The mom of Bruce, Guido, and Little—all of which appeared in my “Cats of University Heights” series—put out a clever, cutesy squirrel feeder. There is a sad sweetness to the gesture. She can’t serve people—no thanks to California Governor Gavin “Gruesome” Newsom’s order prohibiting all restaurant dining—and last I heard her employer might join the increasing list of local eateries and pubs put out of business.

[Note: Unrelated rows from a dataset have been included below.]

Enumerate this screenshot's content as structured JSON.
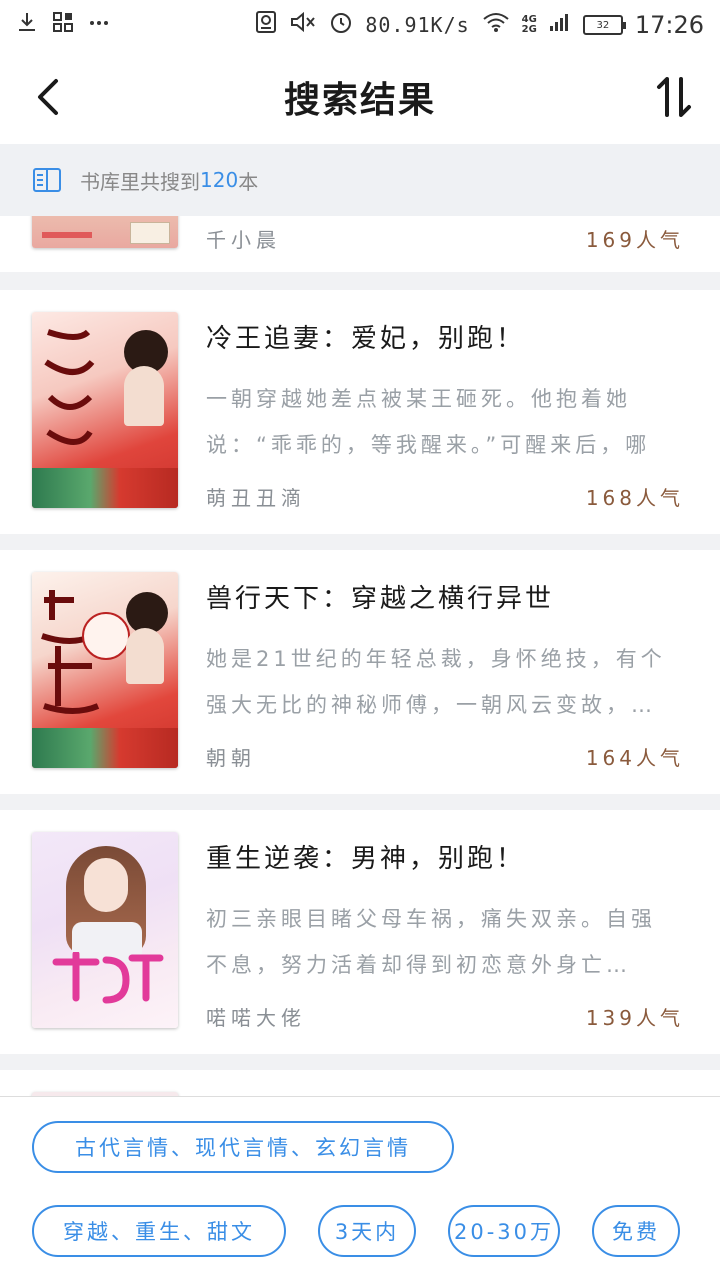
{
  "status_bar": {
    "speed": "80.91K/s",
    "net_top": "4G",
    "net_bottom": "2G",
    "battery": "32",
    "time": "17:26"
  },
  "nav": {
    "title": "搜索结果"
  },
  "count_bar": {
    "prefix": "书库里共搜到",
    "count": "120",
    "suffix": "本"
  },
  "books": [
    {
      "title": "",
      "desc": "",
      "author": "千小晨",
      "popularity": "169人气"
    },
    {
      "title": "冷王追妻：爱妃，别跑！",
      "desc": "一朝穿越她差点被某王砸死。他抱着她说：“乖乖的，等我醒来。”可醒来后，哪还…",
      "author": "萌丑丑滴",
      "popularity": "168人气"
    },
    {
      "title": "兽行天下：穿越之横行异世",
      "desc": "她是21世纪的年轻总裁，身怀绝技，有个强大无比的神秘师傅，一朝风云变故，…",
      "author": "朝朝",
      "popularity": "164人气"
    },
    {
      "title": "重生逆袭：男神，别跑！",
      "desc": "初三亲眼目睹父母车祸，痛失双亲。自强不息，努力活着却得到初恋意外身亡…",
      "author": "喏喏大佬",
      "popularity": "139人气"
    }
  ],
  "tags": [
    "古代言情、现代言情、玄幻言情",
    "穿越、重生、甜文",
    "3天内",
    "20-30万",
    "免费"
  ],
  "colors": {
    "accent": "#3a8ee6",
    "popularity": "#8a5a3c"
  }
}
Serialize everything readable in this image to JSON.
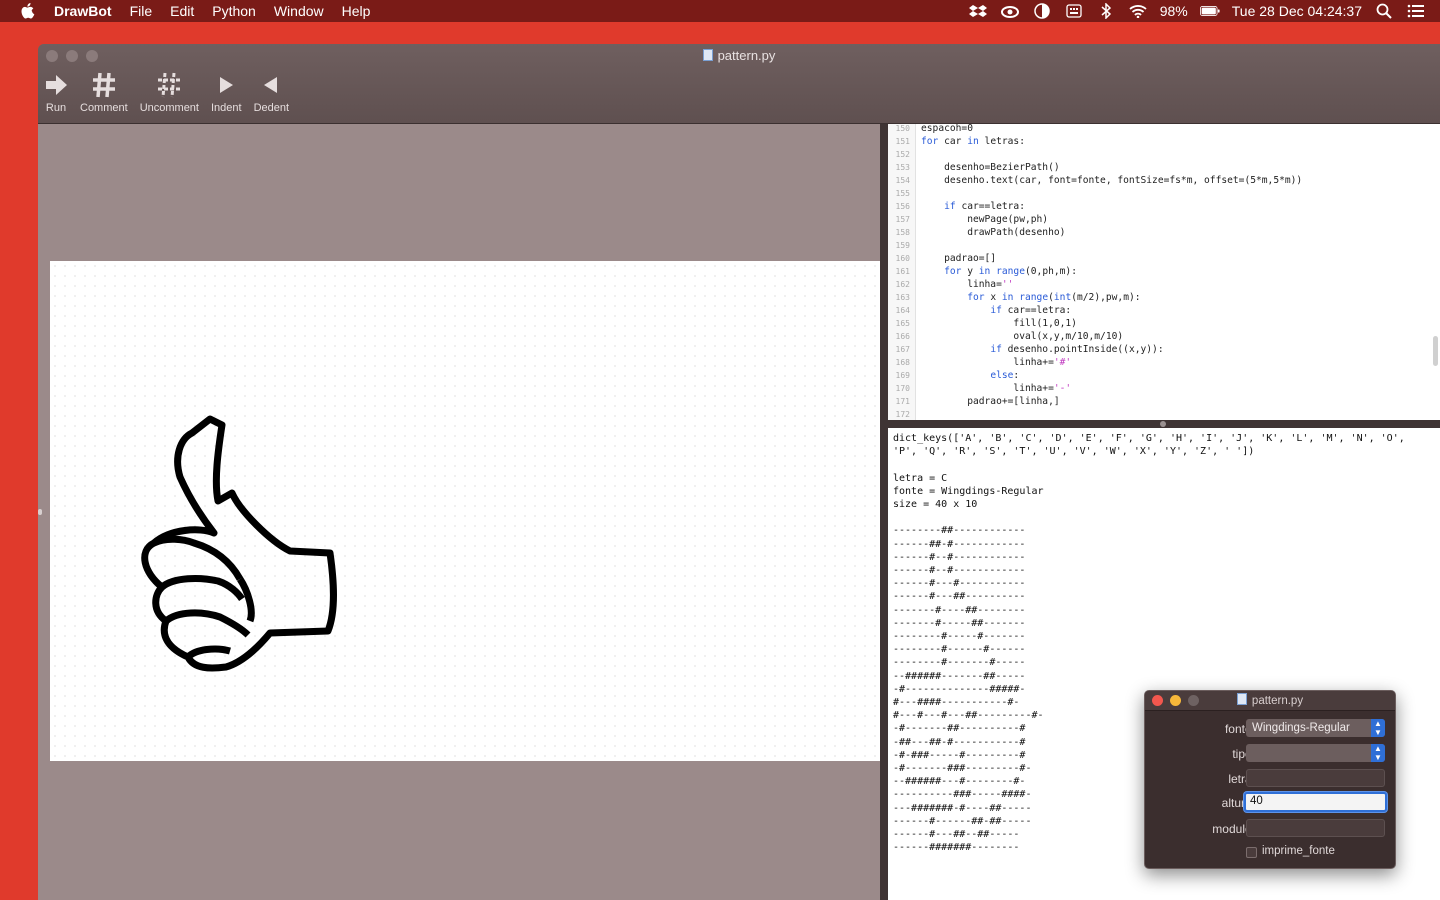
{
  "menubar": {
    "app_name": "DrawBot",
    "items": [
      "File",
      "Edit",
      "Python",
      "Window",
      "Help"
    ],
    "battery": "98%",
    "clock": "Tue 28 Dec  04:24:37"
  },
  "window": {
    "title": "pattern.py",
    "toolbar": [
      {
        "label": "Run",
        "icon": "run-arrow-icon"
      },
      {
        "label": "Comment",
        "icon": "hash-icon"
      },
      {
        "label": "Uncomment",
        "icon": "hash-strike-icon"
      },
      {
        "label": "Indent",
        "icon": "indent-triangle-icon"
      },
      {
        "label": "Dedent",
        "icon": "dedent-triangle-icon"
      }
    ]
  },
  "editor": {
    "lines": [
      {
        "n": "150",
        "code": "espacoh=0"
      },
      {
        "n": "151",
        "code": "for car in letras:"
      },
      {
        "n": "152",
        "code": ""
      },
      {
        "n": "153",
        "code": "    desenho=BezierPath()"
      },
      {
        "n": "154",
        "code": "    desenho.text(car, font=fonte, fontSize=fs*m, offset=(5*m,5*m))"
      },
      {
        "n": "155",
        "code": ""
      },
      {
        "n": "156",
        "code": "    if car==letra:"
      },
      {
        "n": "157",
        "code": "        newPage(pw,ph)"
      },
      {
        "n": "158",
        "code": "        drawPath(desenho)"
      },
      {
        "n": "159",
        "code": ""
      },
      {
        "n": "160",
        "code": "    padrao=[]"
      },
      {
        "n": "161",
        "code": "    for y in range(0,ph,m):"
      },
      {
        "n": "162",
        "code": "        linha=''"
      },
      {
        "n": "163",
        "code": "        for x in range(int(m/2),pw,m):"
      },
      {
        "n": "164",
        "code": "            if car==letra:"
      },
      {
        "n": "165",
        "code": "                fill(1,0,1)"
      },
      {
        "n": "166",
        "code": "                oval(x,y,m/10,m/10)"
      },
      {
        "n": "167",
        "code": "            if desenho.pointInside((x,y)):"
      },
      {
        "n": "168",
        "code": "                linha+='#'"
      },
      {
        "n": "169",
        "code": "            else:"
      },
      {
        "n": "170",
        "code": "                linha+='-'"
      },
      {
        "n": "171",
        "code": "        padrao+=[linha,]"
      },
      {
        "n": "172",
        "code": ""
      }
    ]
  },
  "console": {
    "lines": [
      "dict_keys(['A', 'B', 'C', 'D', 'E', 'F', 'G', 'H', 'I', 'J', 'K', 'L', 'M', 'N', 'O',",
      "'P', 'Q', 'R', 'S', 'T', 'U', 'V', 'W', 'X', 'Y', 'Z', ' '])",
      "",
      "letra = C",
      "fonte = Wingdings-Regular",
      "size = 40 x 10",
      "",
      "--------##------------",
      "------##-#------------",
      "------#--#------------",
      "------#--#------------",
      "------#---#-----------",
      "------#---##----------",
      "-------#----##--------",
      "-------#-----##-------",
      "--------#-----#-------",
      "--------#------#------",
      "--------#-------#-----",
      "--######-------##-----",
      "-#--------------#####-",
      "#---####-----------#-",
      "#---#---#---##---------#-",
      "-#-------##----------#",
      "-##---##-#-----------#",
      "-#-###-----#---------#",
      "-#-------###---------#-",
      "--######---#--------#-",
      "----------###-----####-",
      "---#######-#----##-----",
      "------#------##-##-----",
      "------#---##--##-----",
      "------#######--------"
    ]
  },
  "panel": {
    "title": "pattern.py",
    "fonte_label": "fonte:",
    "fonte_value": "Wingdings-Regular",
    "tipo_label": "tipo:",
    "tipo_value": "",
    "letra_label": "letra:",
    "letra_value": "",
    "altura_label": "altura:",
    "altura_value": "40",
    "modulo_label": "modulo:",
    "modulo_value": "",
    "checkbox_label": "imprime_fonte"
  }
}
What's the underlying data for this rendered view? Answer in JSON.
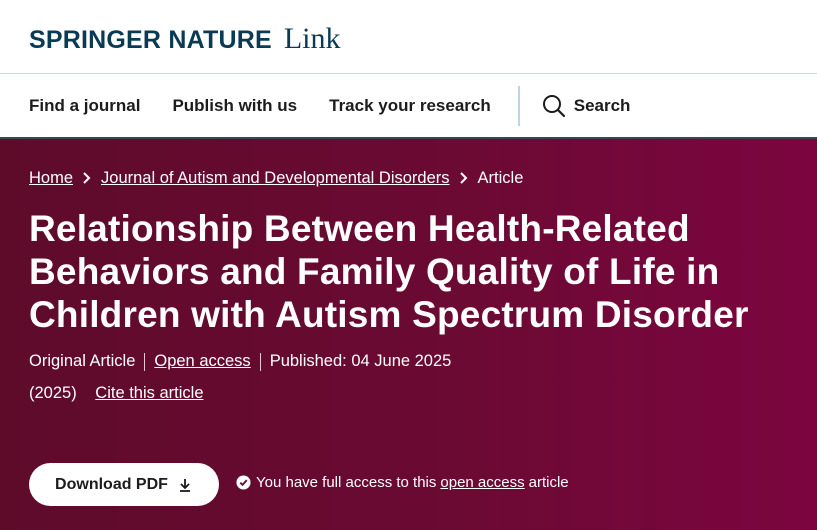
{
  "header": {
    "brand": "SPRINGER NATURE",
    "brand_suffix": "Link"
  },
  "nav": {
    "items": [
      {
        "label": "Find a journal"
      },
      {
        "label": "Publish with us"
      },
      {
        "label": "Track your research"
      }
    ],
    "search_label": "Search"
  },
  "breadcrumb": {
    "home": "Home",
    "journal": "Journal of Autism and Developmental Disorders",
    "current": "Article"
  },
  "article": {
    "title": "Relationship Between Health-Related Behaviors and Family Quality of Life in Children with Autism Spectrum Disorder",
    "type": "Original Article",
    "open_access": "Open access",
    "published": "Published: 04 June 2025",
    "year": "(2025)",
    "cite": "Cite this article"
  },
  "actions": {
    "download_pdf": "Download PDF",
    "access_prefix": "You have full access to this",
    "access_link": "open access",
    "access_suffix": "article"
  },
  "colors": {
    "brand_navy": "#0b3a55",
    "hero_bg": "#6b0a33",
    "button_bg": "#ffffff"
  },
  "icons": {
    "search": "search-icon",
    "download": "download-icon",
    "check": "check-circle-icon",
    "chevron": "chevron-right-icon"
  }
}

In this County, SanDiegoVille keeps a running list of the permanently shuttered since the pandemic’s start. I count 115 eating or drinking establishments, but more when accounting for businesses with multiple locations.. Uncontrollable spread of COVID-19, which is caused by SARS-CoV-2 (severe acute respiratory syndrome Coronavirus 2), demonstrates that forced closures are ineffective subduing the pandemic.